Padilla was shipped off to a Naval brig in Charleston to spend the next three and one half years in total isolation, held in constant darkness, or constant light, under extremes of temperature, subjected to physical and psychological “enhanced interrogation methods,” the Bush administration’s Orwellian euphemism for torture. And the government got nothing. Nothing.
When all was said and done, after more than three years of criminal treatment, the government, faced with the likelihood that the courts were about to require them to put up or shut up, finally indicted Padilla on the three conspiracy charges of which, last week, he was ultimately convicted.
Padilla was never charged with being a member of al Queada, he was never charged with being a dirty bomber, he was not indicted on nor was he ever charged with any what was alleged at the beginning of this exercise in injustice over three years before.
Our current Attorney General, Alberto Gonzales last week called the conviction of Jose Padilla and his co-conspirators ” a significant victory in our efforts to fight the threat posed by terrorists and their supporters.”
If holding an American citizen or anyone else, for years, years, in military custody, without charging him with a crime, subjecting him to torture during the entire period, and then failing to indict or convict him of anything close to what they originally alleged is “a significant victory” then it helps me to understand their constant claims of significant progress in Iraq or in the “War on Terror.”
Make no mistake, this was no victory. This was a failure of our system of justice deliberately brought about by an executive department and two Attorneys General who had, and have, nothing but, disdain, in fact, utter contempt for the American system of justice and for due process of law.
I’m not bleeding for Jose Padilla here, I doubt if Jose even knows who he is at this point.
By accounts that I have read he has been driven insane by the circumstances of his confinement. It is reported that as part of the process of breaking him down he was forced to sign documents with the name “John Doe.” One of their goals was to relieve him of his personal identity, they succeeded, all too well.
The government on Thursday convicted “John Doe” of three counts of conspiring to participate in terrorist acts. They can do the same to me, more importantly, they can do the same to you.
They have spared no expense of time, energy and money over the last six years. they have gone to great lengths in establishing shortcuts that enable them to investigate, arrest, imprison and torture any one they want, at any time and for any reason.

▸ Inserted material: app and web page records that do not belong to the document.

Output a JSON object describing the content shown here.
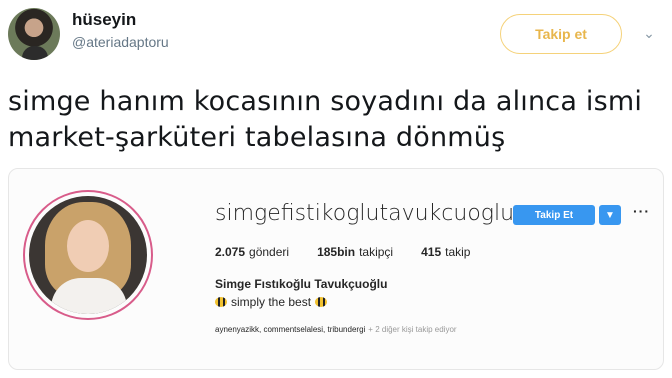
{
  "tweet": {
    "display_name": "hüseyin",
    "handle": "@ateriadaptoru",
    "follow_label": "Takip et",
    "dropdown_icon": "chevron-down-icon",
    "text_line1": "simge hanım kocasının soyadını da alınca ismi",
    "text_line2": "market-şarküteri tabelasına dönmüş"
  },
  "instagram": {
    "username": "simgefistikoglutavukcuoglu",
    "follow_label": "Takip Et",
    "more_label": "···",
    "stats": [
      {
        "value": "2.075",
        "label": "gönderi"
      },
      {
        "value": "185bin",
        "label": "takipçi"
      },
      {
        "value": "415",
        "label": "takip"
      }
    ],
    "full_name": "Simge Fıstıkoğlu Tavukçuoğlu",
    "bio": "simply the best",
    "followed_by": {
      "names": "aynenyazikk, commentselalesi, tribundergi",
      "suffix": "+ 2 diğer kişi takip ediyor"
    }
  },
  "colors": {
    "follow_outline": "#f5d27a",
    "follow_text": "#e8b64c",
    "ig_blue": "#3897f0",
    "ig_ring": "#d85c8a"
  }
}
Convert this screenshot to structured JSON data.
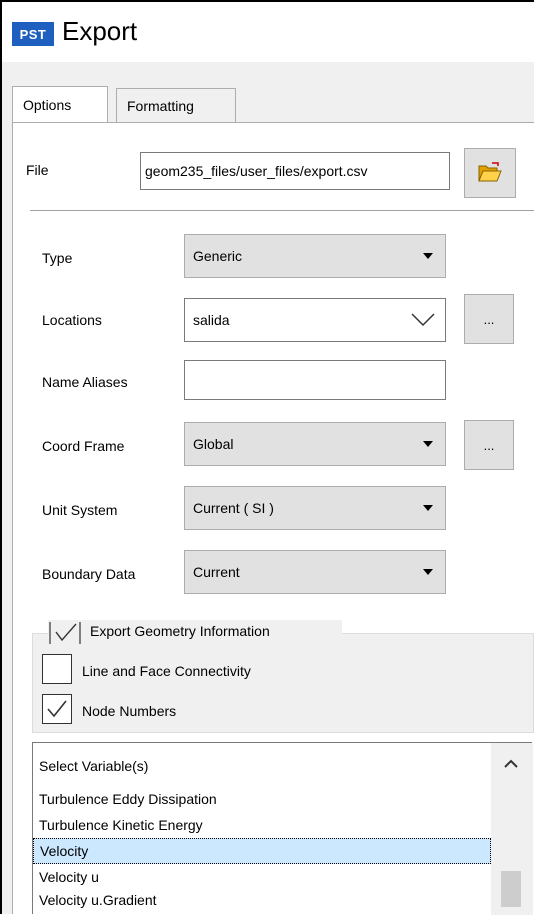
{
  "window": {
    "app_icon_text": "PST",
    "title": "Export"
  },
  "tabs": [
    {
      "label": "Options",
      "active": true
    },
    {
      "label": "Formatting",
      "active": false
    }
  ],
  "file": {
    "label": "File",
    "value": "geom235_files/user_files/export.csv",
    "browse_icon": "folder-open-icon"
  },
  "fields": {
    "type": {
      "label": "Type",
      "value": "Generic"
    },
    "locations": {
      "label": "Locations",
      "value": "salida",
      "more": "..."
    },
    "name_aliases": {
      "label": "Name Aliases",
      "value": ""
    },
    "coord_frame": {
      "label": "Coord Frame",
      "value": "Global",
      "more": "..."
    },
    "unit_system": {
      "label": "Unit System",
      "value": "Current ( SI )"
    },
    "boundary_data": {
      "label": "Boundary Data",
      "value": "Current"
    }
  },
  "geometry": {
    "label": "Export Geometry Information",
    "checked": true,
    "options": [
      {
        "label": "Line and Face Connectivity",
        "checked": false
      },
      {
        "label": "Node Numbers",
        "checked": true
      }
    ]
  },
  "variables": {
    "header": "Select Variable(s)",
    "items": [
      {
        "label": "Turbulence Eddy Dissipation",
        "selected": false
      },
      {
        "label": "Turbulence Kinetic Energy",
        "selected": false
      },
      {
        "label": "Velocity",
        "selected": true
      },
      {
        "label": "Velocity u",
        "selected": false
      },
      {
        "label": "Velocity u.Gradient",
        "selected": false
      }
    ]
  },
  "colors": {
    "accent": "#1f5fbf",
    "selection": "#cce8ff",
    "button_face": "#e1e1e1",
    "panel": "#f0f0f0"
  }
}
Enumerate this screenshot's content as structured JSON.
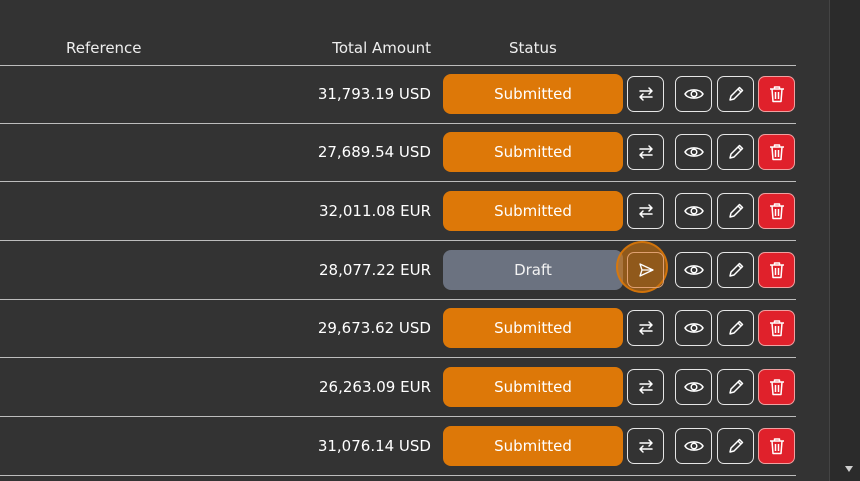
{
  "header": {
    "reference": "Reference",
    "total_amount": "Total Amount",
    "status": "Status"
  },
  "rows": [
    {
      "amount": "31,793.19 USD",
      "status": "Submitted",
      "action_icon": "swap-icon"
    },
    {
      "amount": "27,689.54 USD",
      "status": "Submitted",
      "action_icon": "swap-icon"
    },
    {
      "amount": "32,011.08 EUR",
      "status": "Submitted",
      "action_icon": "swap-icon"
    },
    {
      "amount": "28,077.22 EUR",
      "status": "Draft",
      "action_icon": "send-icon"
    },
    {
      "amount": "29,673.62 USD",
      "status": "Submitted",
      "action_icon": "swap-icon"
    },
    {
      "amount": "26,263.09 EUR",
      "status": "Submitted",
      "action_icon": "swap-icon"
    },
    {
      "amount": "31,076.14 USD",
      "status": "Submitted",
      "action_icon": "swap-icon"
    }
  ],
  "icons": {
    "view": "eye-icon",
    "edit": "pencil-icon",
    "delete": "trash-icon"
  },
  "colors": {
    "submitted": "#dd7808",
    "draft": "#6b7280",
    "delete": "#e0212b",
    "background": "#333333"
  }
}
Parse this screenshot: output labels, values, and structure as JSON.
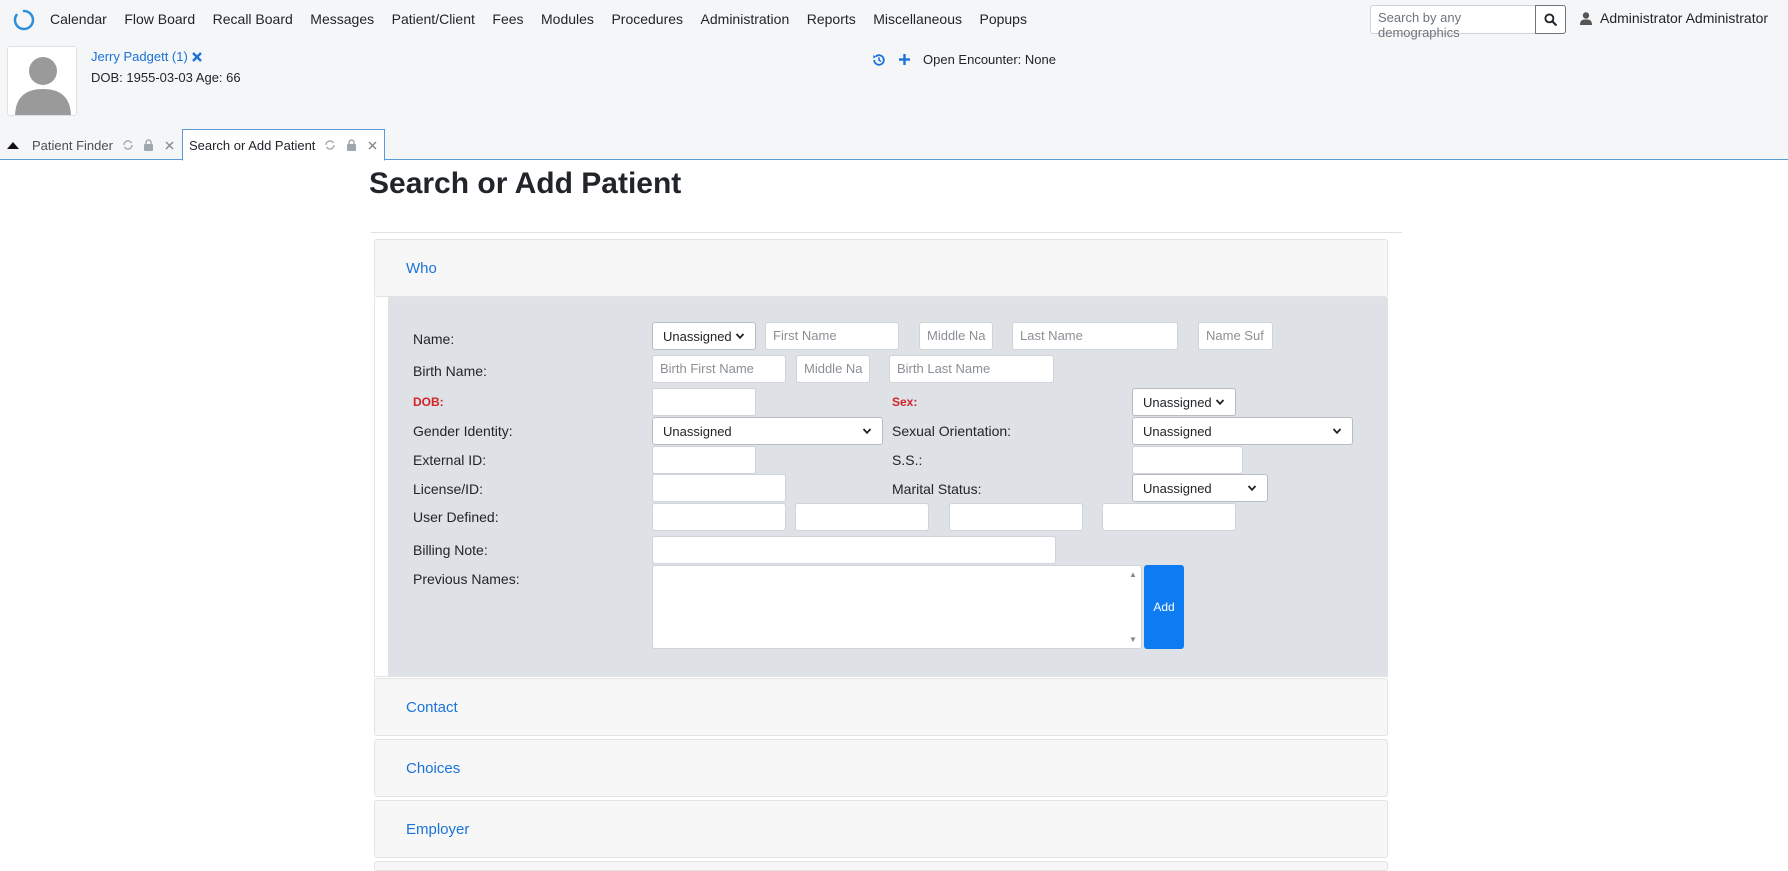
{
  "nav": {
    "items": [
      "Calendar",
      "Flow Board",
      "Recall Board",
      "Messages",
      "Patient/Client",
      "Fees",
      "Modules",
      "Procedures",
      "Administration",
      "Reports",
      "Miscellaneous",
      "Popups"
    ],
    "search_placeholder": "Search by any demographics",
    "user": "Administrator Administrator"
  },
  "patient": {
    "name": "Jerry Padgett (1)",
    "dob_line": "DOB: 1955-03-03 Age: 66"
  },
  "encounter": {
    "label": "Open Encounter: None"
  },
  "tabs": [
    {
      "label": "Patient Finder"
    },
    {
      "label": "Search or Add Patient"
    }
  ],
  "page": {
    "title": "Search or Add Patient"
  },
  "accordion": {
    "who": "Who",
    "contact": "Contact",
    "choices": "Choices",
    "employer": "Employer"
  },
  "form": {
    "labels": {
      "name": "Name:",
      "birth_name": "Birth Name:",
      "dob": "DOB:",
      "sex": "Sex:",
      "gender_identity": "Gender Identity:",
      "sexual_orientation": "Sexual Orientation:",
      "external_id": "External ID:",
      "ss": "S.S.:",
      "license": "License/ID:",
      "marital": "Marital Status:",
      "user_defined": "User Defined:",
      "billing_note": "Billing Note:",
      "previous_names": "Previous Names:"
    },
    "placeholders": {
      "first_name": "First Name",
      "middle_name": "Middle Na",
      "last_name": "Last Name",
      "name_suffix": "Name Suf",
      "birth_first": "Birth First Name",
      "birth_middle": "Middle Na",
      "birth_last": "Birth Last Name"
    },
    "selects": {
      "title": "Unassigned",
      "sex": "Unassigned",
      "gender_identity": "Unassigned",
      "sexual_orientation": "Unassigned",
      "marital": "Unassigned"
    },
    "add_button": "Add"
  },
  "colors": {
    "accent": "#0d7cf2",
    "link": "#1a73d9",
    "required": "#d2232a",
    "panel": "#dee1e6"
  }
}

To this government, this Cheney/Bush administration, this criminal enterprise that is destroying America one liberty at a time, we are all, each and every one of us “John Doe.”
Window Into a Terror Suspect’s Isolation